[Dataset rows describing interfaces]
________

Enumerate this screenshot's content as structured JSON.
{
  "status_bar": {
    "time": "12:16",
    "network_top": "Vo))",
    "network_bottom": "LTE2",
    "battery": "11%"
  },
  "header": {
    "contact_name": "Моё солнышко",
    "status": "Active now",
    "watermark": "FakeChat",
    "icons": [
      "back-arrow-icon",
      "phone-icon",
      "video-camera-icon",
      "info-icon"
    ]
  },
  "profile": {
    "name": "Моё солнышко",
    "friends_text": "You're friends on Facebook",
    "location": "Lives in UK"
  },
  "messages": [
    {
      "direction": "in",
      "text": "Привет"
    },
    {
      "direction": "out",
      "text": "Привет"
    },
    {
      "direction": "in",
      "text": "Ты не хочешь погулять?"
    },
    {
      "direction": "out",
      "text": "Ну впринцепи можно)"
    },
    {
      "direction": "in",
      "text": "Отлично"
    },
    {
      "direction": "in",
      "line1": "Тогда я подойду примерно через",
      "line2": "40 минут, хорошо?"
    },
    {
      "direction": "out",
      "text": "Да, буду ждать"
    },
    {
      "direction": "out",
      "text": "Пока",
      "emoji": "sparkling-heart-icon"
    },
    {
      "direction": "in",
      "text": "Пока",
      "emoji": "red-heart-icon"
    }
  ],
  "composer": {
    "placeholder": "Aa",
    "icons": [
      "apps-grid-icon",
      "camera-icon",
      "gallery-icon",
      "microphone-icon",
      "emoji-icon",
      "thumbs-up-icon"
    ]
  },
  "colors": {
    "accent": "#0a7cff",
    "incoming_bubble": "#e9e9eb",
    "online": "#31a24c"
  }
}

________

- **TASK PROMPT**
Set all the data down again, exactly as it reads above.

- **ANSWER FOR THE TASK**
Enumerate this screenshot's content as structured JSON.
{
  "status_bar": {
    "time": "12:16",
    "network_top": "Vo))",
    "network_bottom": "LTE2",
    "battery": "11%"
  },
  "header": {
    "contact_name": "Моё солнышко",
    "status": "Active now",
    "watermark": "FakeChat",
    "icons": [
      "back-arrow-icon",
      "phone-icon",
      "video-camera-icon",
      "info-icon"
    ]
  },
  "profile": {
    "name": "Моё солнышко",
    "friends_text": "You're friends on Facebook",
    "location": "Lives in UK"
  },
  "messages": [
    {
      "direction": "in",
      "text": "Привет"
    },
    {
      "direction": "out",
      "text": "Привет"
    },
    {
      "direction": "in",
      "text": "Ты не хочешь погулять?"
    },
    {
      "direction": "out",
      "text": "Ну впринцепи можно)"
    },
    {
      "direction": "in",
      "text": "Отлично"
    },
    {
      "direction": "in",
      "line1": "Тогда я подойду примерно через",
      "line2": "40 минут, хорошо?"
    },
    {
      "direction": "out",
      "text": "Да, буду ждать"
    },
    {
      "direction": "out",
      "text": "Пока",
      "emoji": "sparkling-heart-icon"
    },
    {
      "direction": "in",
      "text": "Пока",
      "emoji": "red-heart-icon"
    }
  ],
  "composer": {
    "placeholder": "Aa",
    "icons": [
      "apps-grid-icon",
      "camera-icon",
      "gallery-icon",
      "microphone-icon",
      "emoji-icon",
      "thumbs-up-icon"
    ]
  },
  "colors": {
    "accent": "#0a7cff",
    "incoming_bubble": "#e9e9eb",
    "online": "#31a24c"
  }
}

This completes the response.